===== Data under study

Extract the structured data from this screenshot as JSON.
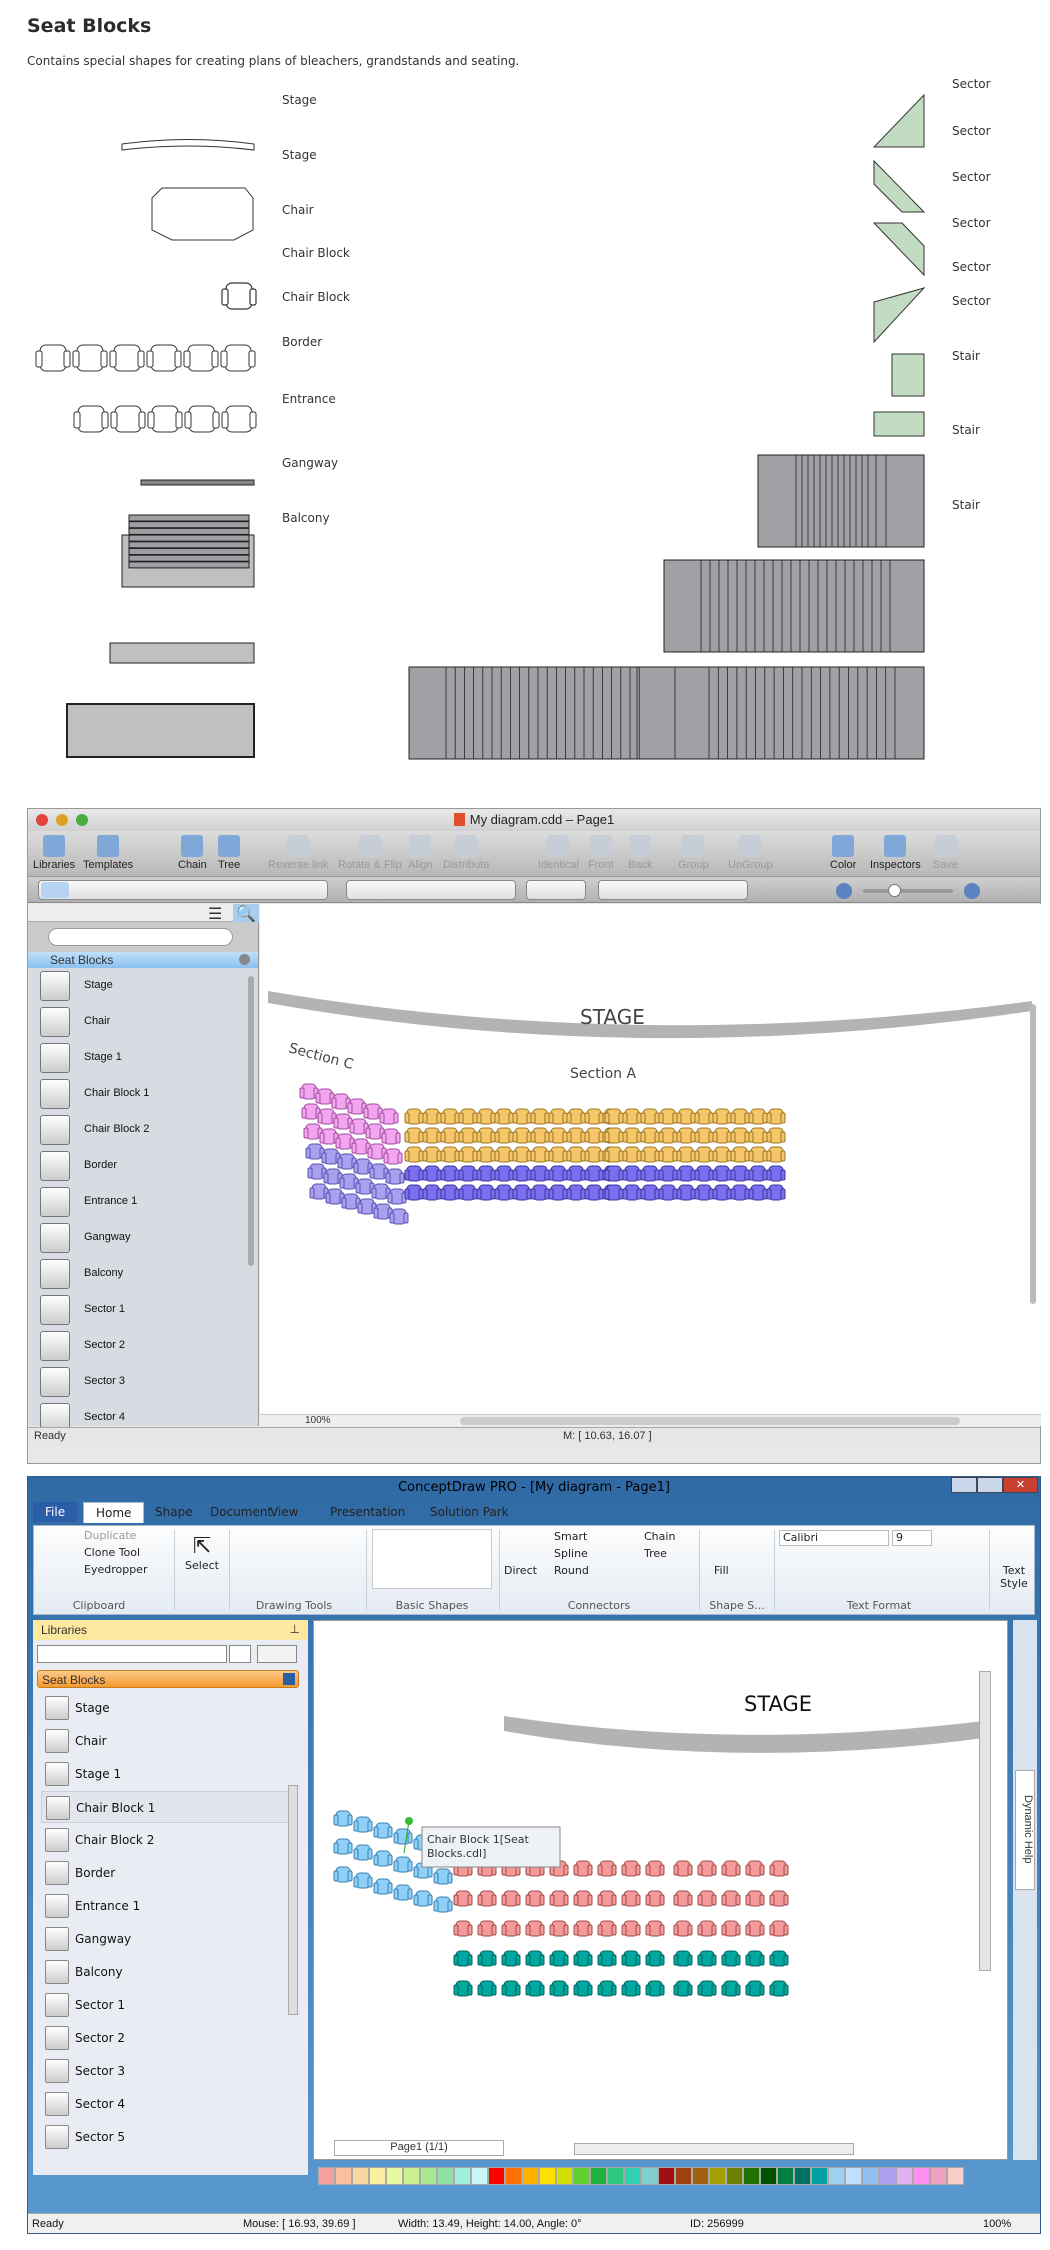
{
  "header": {
    "title": "Seat Blocks",
    "description": "Contains special shapes for creating plans of bleachers, grandstands and seating."
  },
  "shapes_left": [
    {
      "label": "Stage",
      "icon": "stage-arc-icon"
    },
    {
      "label": "Stage",
      "icon": "stage-icon"
    },
    {
      "label": "Chair",
      "icon": "chair-icon"
    },
    {
      "label": "Chair Block",
      "icon": "chair-block-6-icon"
    },
    {
      "label": "Chair Block",
      "icon": "chair-block-5-icon"
    },
    {
      "label": "Border",
      "icon": "border-icon"
    },
    {
      "label": "Entrance",
      "icon": "entrance-icon"
    },
    {
      "label": "Gangway",
      "icon": "gangway-icon"
    },
    {
      "label": "Balcony",
      "icon": "balcony-icon"
    }
  ],
  "shapes_right": [
    {
      "label": "Sector",
      "icon": "sector-1-icon"
    },
    {
      "label": "Sector",
      "icon": "sector-2-icon"
    },
    {
      "label": "Sector",
      "icon": "sector-3-icon"
    },
    {
      "label": "Sector",
      "icon": "sector-4-icon"
    },
    {
      "label": "Sector",
      "icon": "sector-5-icon"
    },
    {
      "label": "Sector",
      "icon": "sector-6-icon"
    },
    {
      "label": "Stair",
      "icon": "stair-small-icon"
    },
    {
      "label": "Stair",
      "icon": "stair-medium-icon"
    },
    {
      "label": "Stair",
      "icon": "stair-large-icon"
    }
  ],
  "mac": {
    "title": "My diagram.cdd – Page1",
    "toolbar": [
      {
        "label": "Libraries",
        "enabled": true
      },
      {
        "label": "Templates",
        "enabled": true
      },
      {
        "label": "Chain",
        "enabled": true
      },
      {
        "label": "Tree",
        "enabled": true
      },
      {
        "label": "Reverse link",
        "enabled": false
      },
      {
        "label": "Rotate & Flip",
        "enabled": false
      },
      {
        "label": "Align",
        "enabled": false
      },
      {
        "label": "Distribute",
        "enabled": false
      },
      {
        "label": "Identical",
        "enabled": false
      },
      {
        "label": "Front",
        "enabled": false
      },
      {
        "label": "Back",
        "enabled": false
      },
      {
        "label": "Group",
        "enabled": false
      },
      {
        "label": "UnGroup",
        "enabled": false
      },
      {
        "label": "Color",
        "enabled": true
      },
      {
        "label": "Inspectors",
        "enabled": true
      },
      {
        "label": "Save",
        "enabled": false
      }
    ],
    "search_placeholder": "",
    "library_title": "Seat Blocks",
    "library_items": [
      "Stage",
      "Chair",
      "Stage 1",
      "Chair Block 1",
      "Chair Block 2",
      "Border",
      "Entrance 1",
      "Gangway",
      "Balcony",
      "Sector 1",
      "Sector 2",
      "Sector 3",
      "Sector 4"
    ],
    "canvas": {
      "stage_label": "STAGE",
      "section_c": "Section C",
      "section_a": "Section A"
    },
    "zoom": "100%",
    "status": "Ready",
    "mouse": "M: [ 10.63, 16.07 ]"
  },
  "win": {
    "title": "ConceptDraw PRO - [My diagram - Page1]",
    "tabs": [
      "File",
      "Home",
      "Shape",
      "Document",
      "View",
      "Presentation",
      "Solution Park"
    ],
    "active_tab": "Home",
    "clipboard": {
      "items": [
        "Duplicate",
        "Clone Tool",
        "Eyedropper"
      ],
      "label": "Clipboard"
    },
    "select_label": "Select",
    "drawing_tools_label": "Drawing Tools",
    "basic_shapes_label": "Basic Shapes",
    "connectors": {
      "direct": "Direct",
      "smart": "Smart",
      "spline": "Spline",
      "round": "Round",
      "chain": "Chain",
      "tree": "Tree",
      "label": "Connectors"
    },
    "shape_style": {
      "fill": "Fill",
      "label": "Shape S..."
    },
    "text_format": {
      "font": "Calibri",
      "size": "9",
      "label": "Text Format"
    },
    "text_style": "Text Style",
    "libraries_title": "Libraries",
    "library_title": "Seat Blocks",
    "library_items": [
      "Stage",
      "Chair",
      "Stage 1",
      "Chair Block 1",
      "Chair Block 2",
      "Border",
      "Entrance 1",
      "Gangway",
      "Balcony",
      "Sector 1",
      "Sector 2",
      "Sector 3",
      "Sector 4",
      "Sector 5"
    ],
    "selected_item": "Chair Block 1",
    "canvas": {
      "stage_label": "STAGE",
      "tooltip": "Chair Block 1[Seat Blocks.cdl]"
    },
    "dynamic_help": "Dynamic Help",
    "page_selector": "Page1 (1/1)",
    "palette": [
      "#f4a0a0",
      "#f8c0a0",
      "#f8d8a0",
      "#f8f0a0",
      "#e8f8a0",
      "#c8f090",
      "#a8e890",
      "#90e0a8",
      "#a0f0e0",
      "#c8f8f8",
      "#ff0000",
      "#ff7000",
      "#ffb000",
      "#ffe000",
      "#d0e000",
      "#60d030",
      "#20b040",
      "#30c880",
      "#30d0b0",
      "#80d0d0",
      "#a01010",
      "#a04010",
      "#a06010",
      "#a0a000",
      "#708000",
      "#207000",
      "#005000",
      "#008040",
      "#007060",
      "#00a0a0",
      "#a0d0f0",
      "#c0e0ff",
      "#90c0f0",
      "#b0a0f0",
      "#e0b0f0",
      "#ff90f0",
      "#f0a0c0",
      "#f8d0c8"
    ],
    "status": {
      "ready": "Ready",
      "mouse": "Mouse: [ 16.93, 39.69 ]",
      "size": "Width: 13.49,  Height: 14.00,  Angle: 0°",
      "id": "ID: 256999",
      "zoom": "100%"
    }
  }
}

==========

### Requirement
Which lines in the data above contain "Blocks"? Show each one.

### Expected answer
    "title": "Seat Blocks",
    "library_title": "Seat Blocks",
    "library_title": "Seat Blocks",
      "tooltip": "Chair Block 1[Seat Blocks.cdl]"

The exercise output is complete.